To ensure the performance of these detectors, the IEC has published a new edition of IEC 61452, Nuclear instrumentation – Measurement of activity or emission rate of gamma-ray emitting radionuclides – Calibration and use of germanium-based spectrometers. This standard defines the methods for calibrating and using germanium-based spectrometers that measure photon energies and emission rates as well as calculate radionuclide activities based on these measurements.
With this standard, it is possible to have a basis for the routine calibration and use of germanium semiconductor detectors. It provides a unified approach to evaluate their performance characteristics, which ultimately improves the quality and accuracy of the instrumentation systems.
Understanding germanium-based spectrometers
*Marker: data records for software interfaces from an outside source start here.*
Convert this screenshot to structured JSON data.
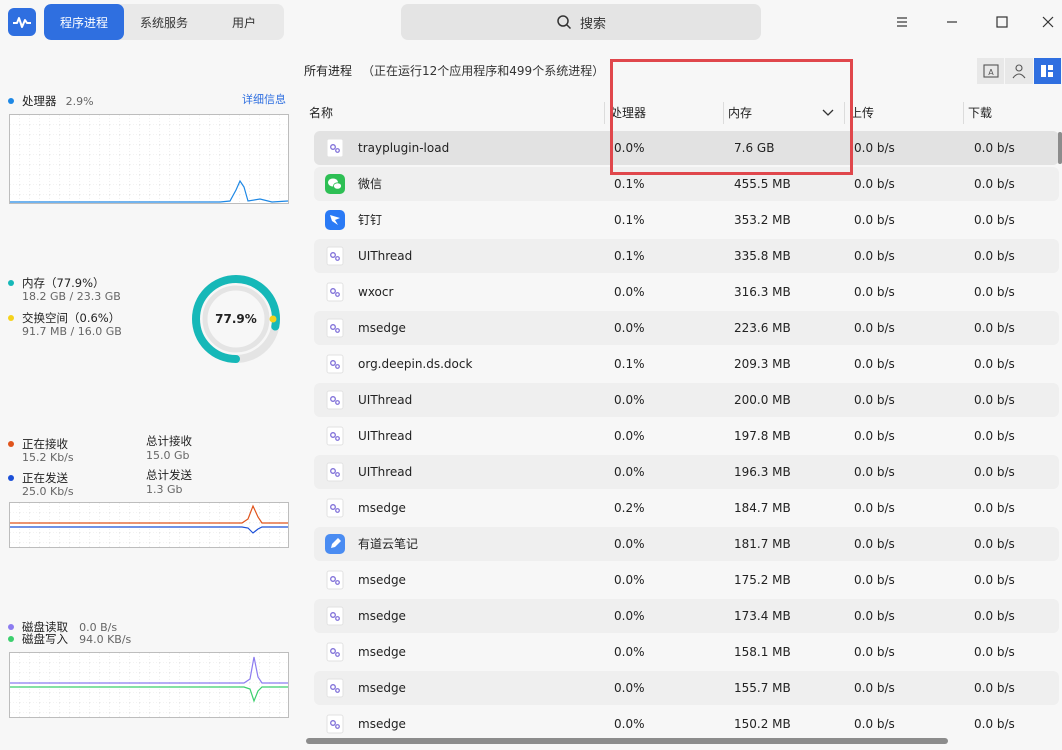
{
  "header": {
    "tabs": [
      {
        "label": "程序进程",
        "active": true
      },
      {
        "label": "系统服务",
        "active": false
      },
      {
        "label": "用户",
        "active": false
      }
    ],
    "search_label": "搜索"
  },
  "sidebar": {
    "cpu": {
      "label": "处理器",
      "value": "2.9%",
      "detail_link": "详细信息",
      "color": "#1e88e5"
    },
    "memory": {
      "label": "内存（77.9%）",
      "usage": "18.2 GB / 23.3 GB",
      "color": "#16b8b8",
      "swap_label": "交换空间（0.6%）",
      "swap_usage": "91.7 MB / 16.0 GB",
      "swap_color": "#f5d21c",
      "gauge_value": "77.9%",
      "gauge_fraction": 0.779
    },
    "network": {
      "recv_label": "正在接收",
      "recv_value": "15.2 Kb/s",
      "recv_color": "#e0541c",
      "recv_total_label": "总计接收",
      "recv_total": "15.0 Gb",
      "send_label": "正在发送",
      "send_value": "25.0 Kb/s",
      "send_color": "#1b4fd8",
      "send_total_label": "总计发送",
      "send_total": "1.3 Gb"
    },
    "disk": {
      "read_label": "磁盘读取",
      "read_value": "0.0 B/s",
      "read_color": "#8c7cf0",
      "write_label": "磁盘写入",
      "write_value": "94.0 KB/s",
      "write_color": "#3ccf6e"
    }
  },
  "main": {
    "title": "所有进程",
    "note": "（正在运行12个应用程序和499个系统进程）",
    "columns": [
      "名称",
      "处理器",
      "内存",
      "上传",
      "下载"
    ],
    "rows": [
      {
        "name": "trayplugin-load",
        "icon": "gear-icon",
        "cpu": "0.0%",
        "mem": "7.6  GB",
        "up": "0.0  b/s",
        "down": "0.0  b/s"
      },
      {
        "name": "微信",
        "icon": "wechat-icon",
        "cpu": "0.1%",
        "mem": "455.5  MB",
        "up": "0.0  b/s",
        "down": "0.0  b/s"
      },
      {
        "name": "钉钉",
        "icon": "dingtalk-icon",
        "cpu": "0.1%",
        "mem": "353.2  MB",
        "up": "0.0  b/s",
        "down": "0.0  b/s"
      },
      {
        "name": "UIThread",
        "icon": "gear-icon",
        "cpu": "0.1%",
        "mem": "335.8  MB",
        "up": "0.0  b/s",
        "down": "0.0  b/s"
      },
      {
        "name": "wxocr",
        "icon": "gear-icon",
        "cpu": "0.0%",
        "mem": "316.3  MB",
        "up": "0.0  b/s",
        "down": "0.0  b/s"
      },
      {
        "name": "msedge",
        "icon": "gear-icon",
        "cpu": "0.0%",
        "mem": "223.6  MB",
        "up": "0.0  b/s",
        "down": "0.0  b/s"
      },
      {
        "name": "org.deepin.ds.dock",
        "icon": "gear-icon",
        "cpu": "0.1%",
        "mem": "209.3  MB",
        "up": "0.0  b/s",
        "down": "0.0  b/s"
      },
      {
        "name": "UIThread",
        "icon": "gear-icon",
        "cpu": "0.0%",
        "mem": "200.0  MB",
        "up": "0.0  b/s",
        "down": "0.0  b/s"
      },
      {
        "name": "UIThread",
        "icon": "gear-icon",
        "cpu": "0.0%",
        "mem": "197.8  MB",
        "up": "0.0  b/s",
        "down": "0.0  b/s"
      },
      {
        "name": "UIThread",
        "icon": "gear-icon",
        "cpu": "0.0%",
        "mem": "196.3  MB",
        "up": "0.0  b/s",
        "down": "0.0  b/s"
      },
      {
        "name": "msedge",
        "icon": "gear-icon",
        "cpu": "0.2%",
        "mem": "184.7  MB",
        "up": "0.0  b/s",
        "down": "0.0  b/s"
      },
      {
        "name": "有道云笔记",
        "icon": "youdao-note-icon",
        "cpu": "0.0%",
        "mem": "181.7  MB",
        "up": "0.0  b/s",
        "down": "0.0  b/s"
      },
      {
        "name": "msedge",
        "icon": "gear-icon",
        "cpu": "0.0%",
        "mem": "175.2  MB",
        "up": "0.0  b/s",
        "down": "0.0  b/s"
      },
      {
        "name": "msedge",
        "icon": "gear-icon",
        "cpu": "0.0%",
        "mem": "173.4  MB",
        "up": "0.0  b/s",
        "down": "0.0  b/s"
      },
      {
        "name": "msedge",
        "icon": "gear-icon",
        "cpu": "0.0%",
        "mem": "158.1  MB",
        "up": "0.0  b/s",
        "down": "0.0  b/s"
      },
      {
        "name": "msedge",
        "icon": "gear-icon",
        "cpu": "0.0%",
        "mem": "155.7  MB",
        "up": "0.0  b/s",
        "down": "0.0  b/s"
      },
      {
        "name": "msedge",
        "icon": "gear-icon",
        "cpu": "0.0%",
        "mem": "150.2  MB",
        "up": "0.0  b/s",
        "down": "0.0  b/s"
      }
    ]
  }
}
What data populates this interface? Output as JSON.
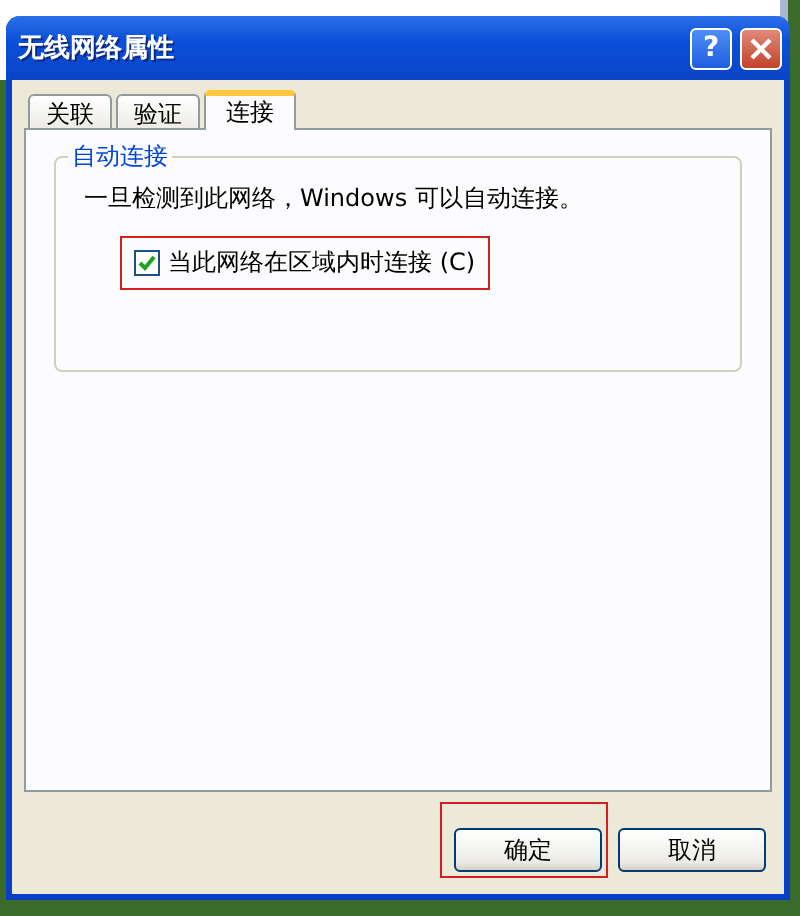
{
  "window": {
    "title": "无线网络属性",
    "help_button": "?"
  },
  "tabs": [
    {
      "label": "关联",
      "selected": false
    },
    {
      "label": "验证",
      "selected": false
    },
    {
      "label": "连接",
      "selected": true
    }
  ],
  "group": {
    "title": "自动连接",
    "description": "一旦检测到此网络，Windows 可以自动连接。",
    "checkbox": {
      "label": "当此网络在区域内时连接 (C)",
      "checked": true,
      "highlighted": true
    }
  },
  "buttons": [
    {
      "label": "确定",
      "highlighted": true
    },
    {
      "label": "取消",
      "highlighted": false
    }
  ]
}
A gamma-ray spectrometer consists of a germanium detector with its liquid nitrogen or mechanically refrigerated cryostat and preamplifier, associated to analogue or digital electronic modules which include the detector biasing and signal processing (amplification, multichannel conversion and storage) and data-readout devices. In addition, a radiation shield generally surrounds the detector to minimize the possible impact of any background radiation.
Interaction of the photons (X and gamma-ray) in the germanium crystal impart energy to electrons whose energy is released by the creation of electron-hole pairs. These electrons and holes are collected to produce a pulse whose amplitude is proportional to the energy deposited in the active volume of the germanium crystal. These pulses are amplified, shaped and sorted according to pulse height to produce a histogram showing, as a function of energy, the number of photons absorbed by the detector. After the collection of a sufficient number of pulses, the histogram will display a spectrum with one or more peaks corresponding to photons that transferred their entire energy to the detector. The measurement of the emission rates is used to determine the activities of the radionuclides in the given sample.
Scope of IEC 61452
To ensure the proper functioning and calibration of germanium-based spectrometers, IEC 61452 defines the following:
- Performance tests to ensure that spectrometer functions within acceptable limits,
- Methods for the measurement of and the correction for pulse pile-up,
- Test to ensure the approximate magnitude of true coincidence summing,
- Techniques for the inspection of spectral analysis results for large errors resulting from true coincidence summing of cascade gamma rays in the detector.
The standard also provides suggestions for the establishment of data libraries for radionuclide identification, decay corrections and the conversion of gamma-ray emission rates to decay rates.
The previous version of the standard was published in 1995.
Sign up to receive selected stories